- Be tactful. This OffBeatBride article, “10 blunt-but-loving ways to tell people they’re not invited to your wedding,” shares some tips on how to tactfully tell people they aren’t coming to your wedding, including my favorite: blame it on the venue!
One size does not fit all. Which is the best fit for you?
Disclaimer: I totally understand the need to invite the people that think you should, or that others think you should. I did that exact thing for my wedding. My husband (who is a big time introvert) really wanted to have an extra small wedding. This was before we even knew what a micro wedding was. My older brother had one, and it was intimate and amazing. However, we got married on the family farm and I felt like I couldn’t not invite all of our extended families, neighbors, and long-time family friends. While our wedding was still amazing it was also one of the largest of the family weddings, at 125 people. We hardly had any time to spend with each other, let alone all the people who traveled to be there to help us celebrate.

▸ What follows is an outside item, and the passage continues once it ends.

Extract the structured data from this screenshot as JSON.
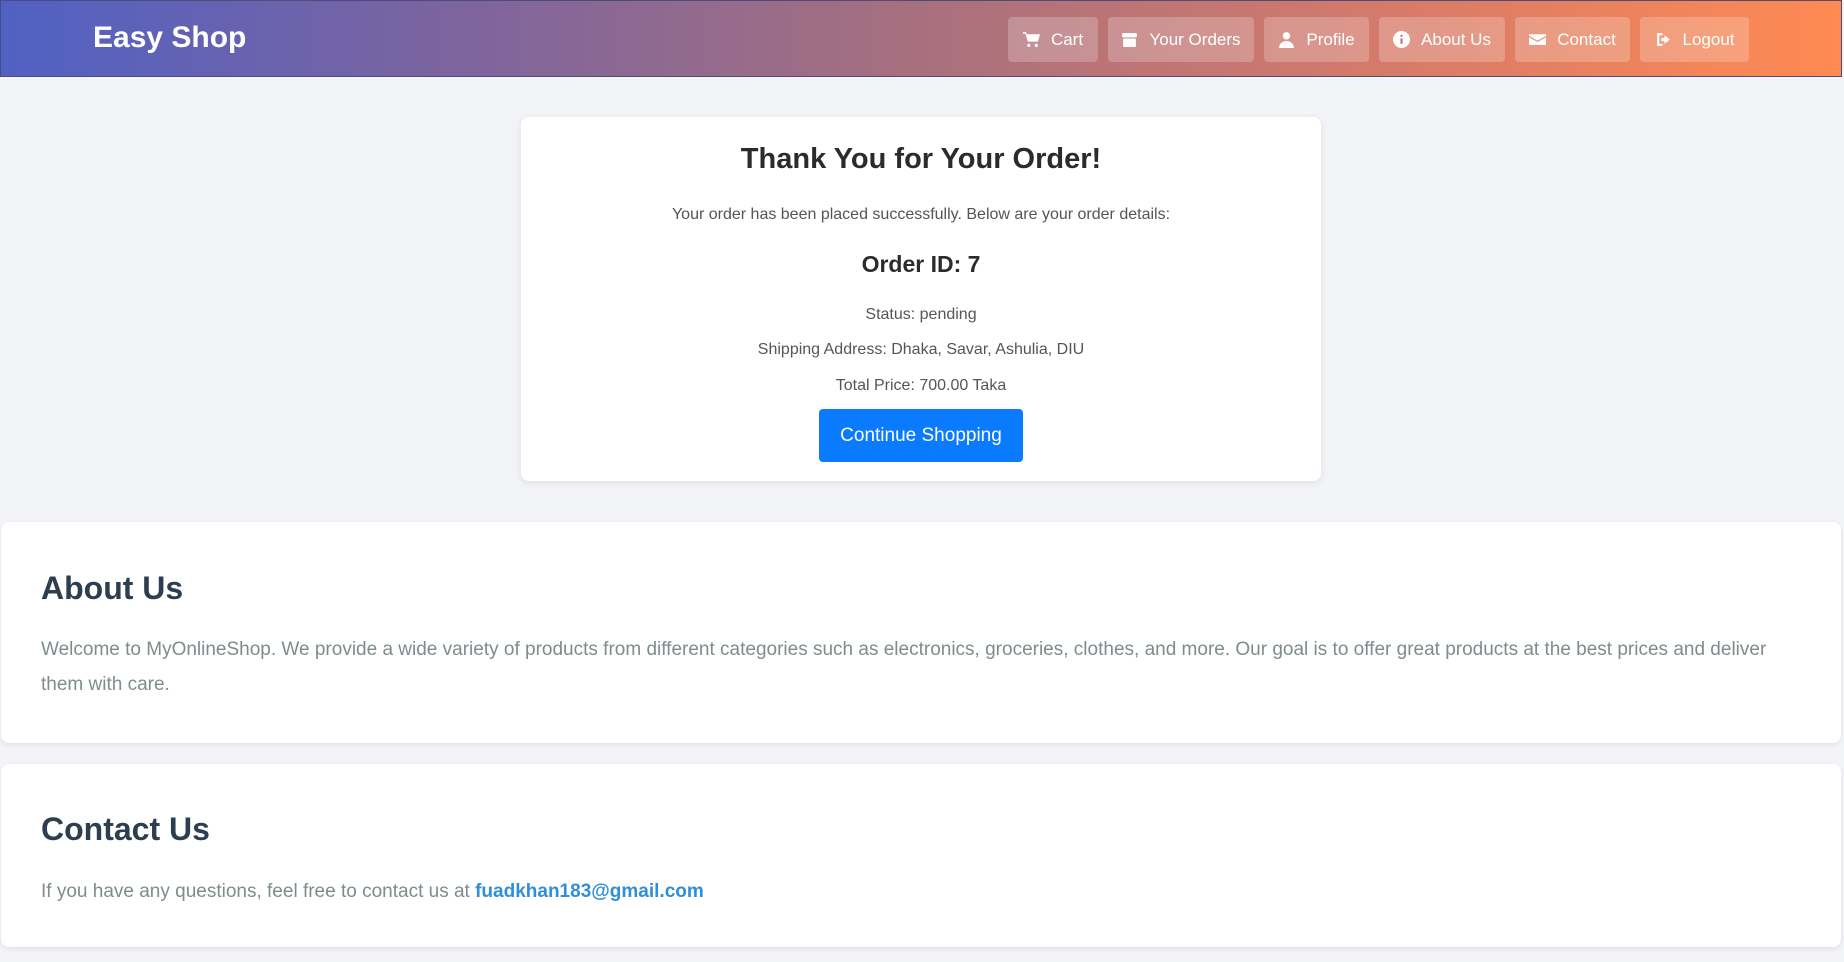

All of this isn’t to say that having a large wedding is a bad thing. It can be a great thing! Being surrounded by lots of people who care about you during one of the most significant moments of your life can be a wonderful and thrilling experience.
However, there are alternatives open to you if a traditional and/or large wedding is not your thing. If any of this resonates with you, and you have the opportunity to go with an extra small wedding, I encourage you to take it. Having fewer people at your event can mean spending more quality time with those who mean the most to you. Furthermore, your wedding funds can go further. You might even have more time and opportunity to enjoy your own wedding without feeling pressured. It is a special day for you and your partner. You should do what brings you joy and peace of mind.

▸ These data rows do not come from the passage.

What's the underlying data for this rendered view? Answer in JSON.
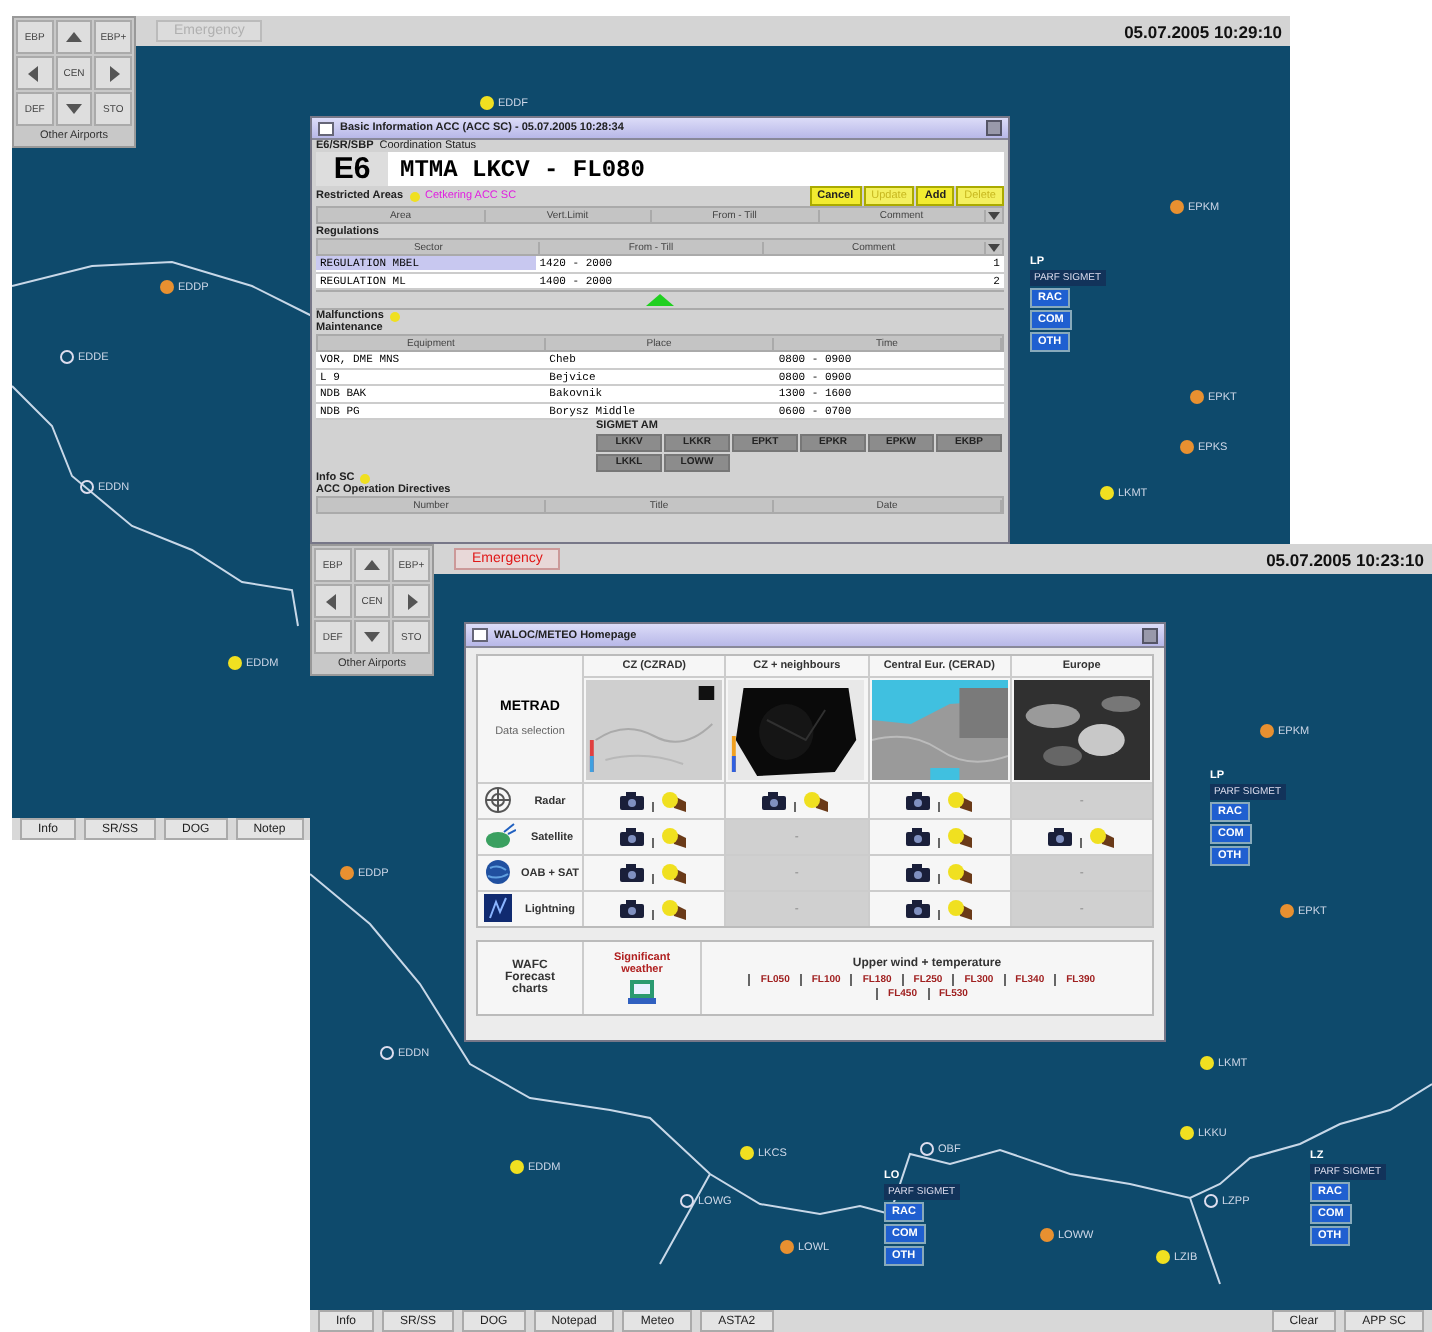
{
  "back_screen": {
    "top_bar": {
      "nav_pad": {
        "buttons": [
          {
            "kind": "text",
            "label": "EBP"
          },
          {
            "kind": "up"
          },
          {
            "kind": "text",
            "label": "EBP+"
          },
          {
            "kind": "left"
          },
          {
            "kind": "text",
            "label": "CEN"
          },
          {
            "kind": "right"
          },
          {
            "kind": "text",
            "label": "DEF"
          },
          {
            "kind": "down"
          },
          {
            "kind": "text",
            "label": "STO"
          }
        ],
        "footer": "Other Airports"
      },
      "emergency_button": {
        "label": "Emergency",
        "active": false
      },
      "datetime": "05.07.2005 10:29:10"
    },
    "map": {
      "markers": [
        {
          "code": "EDDF",
          "kind": "dot",
          "color": "#f0e020"
        },
        {
          "code": "EPKM",
          "kind": "dot",
          "color": "#e89030"
        },
        {
          "code": "EDDP",
          "kind": "dot",
          "color": "#e89030"
        },
        {
          "code": "EDDE",
          "kind": "ring"
        },
        {
          "code": "EDDN",
          "kind": "ring"
        },
        {
          "code": "EPKT",
          "kind": "dot",
          "color": "#e89030"
        },
        {
          "code": "EPKS",
          "kind": "dot",
          "color": "#e89030"
        },
        {
          "code": "LKMT",
          "kind": "dot",
          "color": "#f0e020"
        },
        {
          "code": "EDDM",
          "kind": "dot",
          "color": "#f0e020"
        }
      ],
      "info_panels": [
        {
          "header": "LP",
          "sigmet": "PARF SIGMET",
          "chips": [
            "RAC",
            "COM",
            "OTH"
          ]
        }
      ]
    },
    "bottom_bar": {
      "left_buttons": [
        "Info",
        "SR/SS",
        "DOG",
        "Notep"
      ]
    }
  },
  "basic_info_window": {
    "title": "Basic Information ACC (ACC SC) - 05.07.2005 10:28:34",
    "status_code": "E6/SR/SBP",
    "status_label": "Coordination Status",
    "sector": "E6",
    "coordination": "MTMA LKCV - FL080",
    "restricted_label": "Restricted Areas",
    "restricted_value": "Cetkering ACC SC",
    "buttons": [
      {
        "label": "Cancel",
        "disabled": false
      },
      {
        "label": "Update",
        "disabled": true
      },
      {
        "label": "Add",
        "disabled": false
      },
      {
        "label": "Delete",
        "disabled": true
      }
    ],
    "area_columns": [
      "Area",
      "Vert.Limit",
      "From - Till",
      "Comment"
    ],
    "regulations_label": "Regulations",
    "regulation_columns": [
      "Sector",
      "From - Till",
      "Comment"
    ],
    "regulations": [
      {
        "sector": "REGULATION MBEL",
        "time": "1420 - 2000",
        "count": "1",
        "selected": true
      },
      {
        "sector": "REGULATION ML",
        "time": "1400 - 2000",
        "count": "2",
        "selected": false
      }
    ],
    "malfunctions_label": "Malfunctions",
    "maintenance_label": "Maintenance",
    "maintenance_columns": [
      "Equipment",
      "Place",
      "Time"
    ],
    "maintenance": [
      {
        "equipment": "VOR, DME MNS",
        "place": "Cheb",
        "time": "0800 - 0900"
      },
      {
        "equipment": "L 9",
        "place": "Bejvice",
        "time": "0800 - 0900"
      },
      {
        "equipment": "NDB BAK",
        "place": "Bakovnik",
        "time": "1300 - 1600"
      },
      {
        "equipment": "NDB PG",
        "place": "Borysz Middle",
        "time": "0600 - 0700"
      }
    ],
    "sigmet_label": "SIGMET AM",
    "sigmet_chips": [
      "LKKV",
      "LKKR",
      "EPKT",
      "EPKR",
      "EPKW",
      "EKBP",
      "LKKL",
      "LOWW"
    ],
    "info_label": "Info SC",
    "directives_label": "ACC Operation Directives",
    "directive_columns": [
      "Number",
      "Title",
      "Date"
    ]
  },
  "front_screen": {
    "top_bar": {
      "nav_pad": {
        "buttons": [
          {
            "kind": "text",
            "label": "EBP"
          },
          {
            "kind": "up"
          },
          {
            "kind": "text",
            "label": "EBP+"
          },
          {
            "kind": "left"
          },
          {
            "kind": "text",
            "label": "CEN"
          },
          {
            "kind": "right"
          },
          {
            "kind": "text",
            "label": "DEF"
          },
          {
            "kind": "down"
          },
          {
            "kind": "text",
            "label": "STO"
          }
        ],
        "footer": "Other Airports"
      },
      "emergency_button": {
        "label": "Emergency",
        "active": true
      },
      "datetime": "05.07.2005 10:23:10"
    },
    "map": {
      "markers": [
        {
          "code": "EPKM",
          "kind": "dot",
          "color": "#e89030"
        },
        {
          "code": "EDDP",
          "kind": "dot",
          "color": "#e89030"
        },
        {
          "code": "EPKT",
          "kind": "dot",
          "color": "#e89030"
        },
        {
          "code": "LKMT",
          "kind": "dot",
          "color": "#f0e020"
        },
        {
          "code": "EDDN",
          "kind": "ring"
        },
        {
          "code": "EDDM",
          "kind": "dot",
          "color": "#f0e020"
        },
        {
          "code": "LKCS",
          "kind": "dot",
          "color": "#f0e020"
        },
        {
          "code": "OBF",
          "kind": "ring"
        },
        {
          "code": "LKKU",
          "kind": "dot",
          "color": "#f0e020"
        },
        {
          "code": "LOWG",
          "kind": "ring"
        },
        {
          "code": "LOWL",
          "kind": "dot",
          "color": "#e89030"
        },
        {
          "code": "LOWW",
          "kind": "dot",
          "color": "#e89030"
        },
        {
          "code": "LZIB",
          "kind": "dot",
          "color": "#f0e020"
        },
        {
          "code": "LZPP",
          "kind": "ring"
        }
      ],
      "info_panels": [
        {
          "header": "LP",
          "sigmet": "PARF SIGMET",
          "chips": [
            "RAC",
            "COM",
            "OTH"
          ]
        },
        {
          "header": "LO",
          "sigmet": "PARF SIGMET",
          "chips": [
            "RAC",
            "COM",
            "OTH"
          ]
        },
        {
          "header": "LZ",
          "sigmet": "PARF SIGMET",
          "chips": [
            "RAC",
            "COM",
            "OTH"
          ]
        }
      ]
    },
    "bottom_bar": {
      "left_buttons": [
        "Info",
        "SR/SS",
        "DOG",
        "Notepad",
        "Meteo",
        "ASTA2"
      ],
      "right_buttons": [
        "Clear",
        "APP SC"
      ]
    }
  },
  "meteo_window": {
    "title": "WALOC/METEO Homepage",
    "section_title": "METRAD",
    "section_link": "Data selection",
    "columns": [
      "CZ (CZRAD)",
      "CZ + neighbours",
      "Central Eur. (CERAD)",
      "Europe"
    ],
    "rows": [
      {
        "label": "Radar",
        "kind": "radar",
        "cells": [
          {
            "available": true
          },
          {
            "available": true
          },
          {
            "available": true
          },
          {
            "available": false,
            "text": "-"
          }
        ]
      },
      {
        "label": "Satellite",
        "kind": "satellite",
        "cells": [
          {
            "available": true
          },
          {
            "available": false,
            "text": "-"
          },
          {
            "available": true
          },
          {
            "available": true
          }
        ]
      },
      {
        "label": "OAB + SAT",
        "kind": "globe",
        "cells": [
          {
            "available": true
          },
          {
            "available": false,
            "text": "-"
          },
          {
            "available": true
          },
          {
            "available": false,
            "text": "-"
          }
        ]
      },
      {
        "label": "Lightning",
        "kind": "lightning",
        "cells": [
          {
            "available": true
          },
          {
            "available": false,
            "text": "-"
          },
          {
            "available": true
          },
          {
            "available": false,
            "text": "-"
          }
        ]
      }
    ],
    "wafc_label": "WAFC Forecast charts",
    "sigwx_label": "Significant weather",
    "upper_label": "Upper wind + temperature",
    "levels": [
      "FL050",
      "FL100",
      "FL180",
      "FL250",
      "FL300",
      "FL340",
      "FL390",
      "FL450",
      "FL530"
    ]
  }
}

If you’d like to learn more about our services, explore our website at www.storybrookfarmweddings.com!
We also invite you to check out our Micro Wedding & Elopement Packages.
Or to see what dates we have available check out our calendar.
If you’d like some more planning tips, check out our other blog articles 6 Tips for a Lower-Stress Wedding and Nitty, Gritty Tips on Picking the Right Venue for Your Needs
Sign up below to receive our newsletter! It comes with helpful planning tips, inspirational ideas, and announcements when we have a delightful new feature for your event!
Featured photo credit: The Modern Heart Photography
Brittany Jorgenson is the Venue Director at Storybrook Farm. She has worked in the wedding industry since 2013, and has been helping couples plan meaningful small events since 2015. She believes that having an open, down-to-earth, be-prepared-but-go-with-the-flow mindset leads to the most fulfilling and genuine life experiences.